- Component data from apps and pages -
---

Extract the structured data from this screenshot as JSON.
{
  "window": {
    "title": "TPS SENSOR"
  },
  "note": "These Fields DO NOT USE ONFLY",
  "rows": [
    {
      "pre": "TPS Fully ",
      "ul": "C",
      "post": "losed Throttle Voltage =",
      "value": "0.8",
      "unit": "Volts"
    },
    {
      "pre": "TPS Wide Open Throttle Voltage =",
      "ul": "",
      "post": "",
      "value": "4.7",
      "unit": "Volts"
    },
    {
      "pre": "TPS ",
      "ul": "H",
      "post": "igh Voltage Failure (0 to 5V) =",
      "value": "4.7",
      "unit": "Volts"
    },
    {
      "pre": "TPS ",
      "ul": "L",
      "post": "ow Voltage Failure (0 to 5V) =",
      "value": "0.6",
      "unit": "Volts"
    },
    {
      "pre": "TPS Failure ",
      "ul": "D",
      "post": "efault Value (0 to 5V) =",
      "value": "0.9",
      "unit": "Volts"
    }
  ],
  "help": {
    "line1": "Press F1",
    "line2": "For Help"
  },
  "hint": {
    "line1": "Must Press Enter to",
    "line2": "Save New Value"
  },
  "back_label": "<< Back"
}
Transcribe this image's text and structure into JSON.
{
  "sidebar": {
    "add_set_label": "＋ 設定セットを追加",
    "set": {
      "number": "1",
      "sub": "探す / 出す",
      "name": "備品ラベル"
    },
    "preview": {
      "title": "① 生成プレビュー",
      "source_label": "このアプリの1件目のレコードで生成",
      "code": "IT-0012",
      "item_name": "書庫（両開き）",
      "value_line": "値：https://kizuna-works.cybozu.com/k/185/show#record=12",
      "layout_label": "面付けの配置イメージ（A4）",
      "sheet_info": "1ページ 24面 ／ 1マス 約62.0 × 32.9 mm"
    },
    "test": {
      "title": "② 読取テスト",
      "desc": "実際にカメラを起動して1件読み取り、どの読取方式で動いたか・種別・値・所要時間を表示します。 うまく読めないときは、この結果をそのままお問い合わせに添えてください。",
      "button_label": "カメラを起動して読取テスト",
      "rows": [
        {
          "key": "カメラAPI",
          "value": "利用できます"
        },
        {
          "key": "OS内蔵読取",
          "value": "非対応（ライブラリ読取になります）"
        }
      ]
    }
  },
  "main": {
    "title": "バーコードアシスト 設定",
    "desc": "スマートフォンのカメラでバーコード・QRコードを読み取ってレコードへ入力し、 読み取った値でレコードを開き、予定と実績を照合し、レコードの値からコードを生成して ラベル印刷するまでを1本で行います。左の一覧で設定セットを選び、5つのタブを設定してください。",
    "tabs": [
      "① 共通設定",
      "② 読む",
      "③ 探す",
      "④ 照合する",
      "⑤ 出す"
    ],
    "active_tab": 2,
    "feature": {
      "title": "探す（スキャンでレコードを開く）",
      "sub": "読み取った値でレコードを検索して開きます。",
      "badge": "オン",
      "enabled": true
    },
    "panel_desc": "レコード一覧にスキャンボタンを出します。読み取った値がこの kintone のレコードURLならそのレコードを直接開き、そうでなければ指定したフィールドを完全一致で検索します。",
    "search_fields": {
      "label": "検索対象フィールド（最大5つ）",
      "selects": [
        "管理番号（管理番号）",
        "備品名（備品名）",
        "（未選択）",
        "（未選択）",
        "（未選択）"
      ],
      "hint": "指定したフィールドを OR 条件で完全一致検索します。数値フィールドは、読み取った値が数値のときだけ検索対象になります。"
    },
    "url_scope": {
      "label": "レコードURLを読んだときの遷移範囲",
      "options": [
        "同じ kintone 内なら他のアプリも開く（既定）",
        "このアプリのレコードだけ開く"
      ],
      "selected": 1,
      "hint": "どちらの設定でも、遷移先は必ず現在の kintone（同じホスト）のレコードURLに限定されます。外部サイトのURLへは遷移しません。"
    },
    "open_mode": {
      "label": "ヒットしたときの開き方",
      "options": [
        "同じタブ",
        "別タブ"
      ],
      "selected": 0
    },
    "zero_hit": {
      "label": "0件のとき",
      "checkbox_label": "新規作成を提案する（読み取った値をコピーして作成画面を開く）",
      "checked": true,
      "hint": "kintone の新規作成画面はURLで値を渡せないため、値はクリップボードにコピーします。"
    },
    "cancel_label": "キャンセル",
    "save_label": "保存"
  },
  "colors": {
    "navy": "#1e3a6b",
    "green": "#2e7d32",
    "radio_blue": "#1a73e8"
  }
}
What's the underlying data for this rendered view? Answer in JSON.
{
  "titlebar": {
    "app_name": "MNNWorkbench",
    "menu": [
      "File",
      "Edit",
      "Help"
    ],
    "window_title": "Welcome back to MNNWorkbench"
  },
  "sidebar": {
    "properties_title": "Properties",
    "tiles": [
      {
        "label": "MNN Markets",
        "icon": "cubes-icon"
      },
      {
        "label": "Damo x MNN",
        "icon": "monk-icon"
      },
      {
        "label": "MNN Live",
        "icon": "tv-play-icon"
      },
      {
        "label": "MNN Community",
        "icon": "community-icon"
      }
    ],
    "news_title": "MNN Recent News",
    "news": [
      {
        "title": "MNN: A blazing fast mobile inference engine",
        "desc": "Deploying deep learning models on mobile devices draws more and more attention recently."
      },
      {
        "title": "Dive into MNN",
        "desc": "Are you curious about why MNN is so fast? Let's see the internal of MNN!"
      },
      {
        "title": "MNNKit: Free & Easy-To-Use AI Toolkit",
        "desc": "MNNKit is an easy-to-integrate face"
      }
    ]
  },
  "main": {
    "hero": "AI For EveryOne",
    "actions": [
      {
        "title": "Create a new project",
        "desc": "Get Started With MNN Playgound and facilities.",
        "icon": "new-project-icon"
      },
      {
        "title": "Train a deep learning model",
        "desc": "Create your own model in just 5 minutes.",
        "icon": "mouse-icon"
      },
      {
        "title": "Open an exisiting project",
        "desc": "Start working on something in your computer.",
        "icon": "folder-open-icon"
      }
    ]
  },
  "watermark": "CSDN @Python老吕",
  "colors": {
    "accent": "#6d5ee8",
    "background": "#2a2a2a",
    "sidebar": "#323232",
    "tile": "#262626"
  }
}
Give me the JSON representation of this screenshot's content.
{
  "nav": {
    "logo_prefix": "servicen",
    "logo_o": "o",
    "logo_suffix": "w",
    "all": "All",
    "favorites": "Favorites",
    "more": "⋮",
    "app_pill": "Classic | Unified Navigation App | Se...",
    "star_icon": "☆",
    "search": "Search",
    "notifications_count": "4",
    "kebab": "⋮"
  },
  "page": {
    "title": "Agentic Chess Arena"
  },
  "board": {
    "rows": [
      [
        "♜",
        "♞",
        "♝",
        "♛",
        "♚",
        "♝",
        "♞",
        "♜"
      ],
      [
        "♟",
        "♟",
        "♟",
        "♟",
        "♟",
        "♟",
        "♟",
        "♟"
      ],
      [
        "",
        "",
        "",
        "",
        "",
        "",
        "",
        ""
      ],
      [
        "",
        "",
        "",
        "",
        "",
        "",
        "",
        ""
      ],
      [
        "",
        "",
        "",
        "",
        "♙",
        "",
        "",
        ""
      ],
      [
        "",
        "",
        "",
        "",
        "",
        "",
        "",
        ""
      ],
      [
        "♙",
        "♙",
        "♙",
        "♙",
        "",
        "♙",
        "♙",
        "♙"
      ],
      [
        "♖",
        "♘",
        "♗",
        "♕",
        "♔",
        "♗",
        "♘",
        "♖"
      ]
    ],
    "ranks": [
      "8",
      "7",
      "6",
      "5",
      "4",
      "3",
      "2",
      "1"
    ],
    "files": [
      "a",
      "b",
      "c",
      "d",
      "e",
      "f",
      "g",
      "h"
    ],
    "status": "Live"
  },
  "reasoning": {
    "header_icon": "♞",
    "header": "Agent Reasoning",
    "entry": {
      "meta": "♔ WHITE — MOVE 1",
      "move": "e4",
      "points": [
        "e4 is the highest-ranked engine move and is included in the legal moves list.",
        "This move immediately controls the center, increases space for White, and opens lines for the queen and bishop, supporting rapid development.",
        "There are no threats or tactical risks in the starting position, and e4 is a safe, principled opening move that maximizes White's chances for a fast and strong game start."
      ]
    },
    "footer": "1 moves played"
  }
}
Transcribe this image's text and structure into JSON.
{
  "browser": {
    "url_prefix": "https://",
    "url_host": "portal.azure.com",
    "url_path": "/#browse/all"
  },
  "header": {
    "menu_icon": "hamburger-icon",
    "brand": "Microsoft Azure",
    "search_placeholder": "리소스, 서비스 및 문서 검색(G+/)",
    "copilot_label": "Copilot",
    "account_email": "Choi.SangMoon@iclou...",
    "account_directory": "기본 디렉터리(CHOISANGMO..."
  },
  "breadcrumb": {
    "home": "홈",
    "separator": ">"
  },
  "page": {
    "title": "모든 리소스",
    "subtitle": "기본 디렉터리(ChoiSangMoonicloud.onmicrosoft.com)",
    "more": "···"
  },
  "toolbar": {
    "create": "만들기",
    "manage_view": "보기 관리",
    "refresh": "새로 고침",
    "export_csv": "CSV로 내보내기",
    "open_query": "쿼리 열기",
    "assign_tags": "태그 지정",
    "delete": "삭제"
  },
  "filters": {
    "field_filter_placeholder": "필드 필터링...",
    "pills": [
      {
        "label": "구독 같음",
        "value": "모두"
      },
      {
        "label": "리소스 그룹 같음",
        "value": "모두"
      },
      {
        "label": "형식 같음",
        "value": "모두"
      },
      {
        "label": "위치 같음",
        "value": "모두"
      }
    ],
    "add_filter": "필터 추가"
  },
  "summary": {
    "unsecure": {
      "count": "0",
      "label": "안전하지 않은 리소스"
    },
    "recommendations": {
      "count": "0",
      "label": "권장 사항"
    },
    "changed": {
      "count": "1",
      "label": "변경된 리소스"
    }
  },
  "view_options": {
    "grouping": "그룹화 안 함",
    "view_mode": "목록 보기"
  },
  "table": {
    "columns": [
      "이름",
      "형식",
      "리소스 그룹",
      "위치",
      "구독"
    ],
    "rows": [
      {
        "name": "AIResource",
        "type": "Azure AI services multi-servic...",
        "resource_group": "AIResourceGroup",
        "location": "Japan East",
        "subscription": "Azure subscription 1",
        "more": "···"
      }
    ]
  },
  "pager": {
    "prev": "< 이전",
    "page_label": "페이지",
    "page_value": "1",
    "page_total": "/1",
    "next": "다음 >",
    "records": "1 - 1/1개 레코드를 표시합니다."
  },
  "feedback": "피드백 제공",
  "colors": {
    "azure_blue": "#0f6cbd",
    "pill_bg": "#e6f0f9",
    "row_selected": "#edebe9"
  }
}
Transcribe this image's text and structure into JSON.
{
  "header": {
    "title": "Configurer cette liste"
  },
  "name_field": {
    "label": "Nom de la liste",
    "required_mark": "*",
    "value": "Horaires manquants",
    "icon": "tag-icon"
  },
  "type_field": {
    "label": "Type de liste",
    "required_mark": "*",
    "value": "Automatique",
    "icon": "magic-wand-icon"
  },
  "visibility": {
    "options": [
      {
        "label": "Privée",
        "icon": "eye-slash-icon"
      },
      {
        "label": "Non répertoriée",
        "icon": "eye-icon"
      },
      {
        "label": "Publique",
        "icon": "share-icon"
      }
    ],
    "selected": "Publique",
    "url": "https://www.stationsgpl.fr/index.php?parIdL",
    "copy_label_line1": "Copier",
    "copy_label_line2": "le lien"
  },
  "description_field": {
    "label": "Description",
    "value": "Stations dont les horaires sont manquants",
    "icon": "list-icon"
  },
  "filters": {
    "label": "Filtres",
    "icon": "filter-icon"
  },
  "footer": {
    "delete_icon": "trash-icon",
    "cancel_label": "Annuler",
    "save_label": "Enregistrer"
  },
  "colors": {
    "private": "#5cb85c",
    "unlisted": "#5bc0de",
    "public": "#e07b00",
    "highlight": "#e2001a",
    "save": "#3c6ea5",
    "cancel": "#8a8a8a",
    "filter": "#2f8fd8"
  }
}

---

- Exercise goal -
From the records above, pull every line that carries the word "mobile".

- Output below -
        "title": "MNN: A blazing fast mobile inference engine",
        "desc": "Deploying deep learning models on mobile devices draws more and more attention recently."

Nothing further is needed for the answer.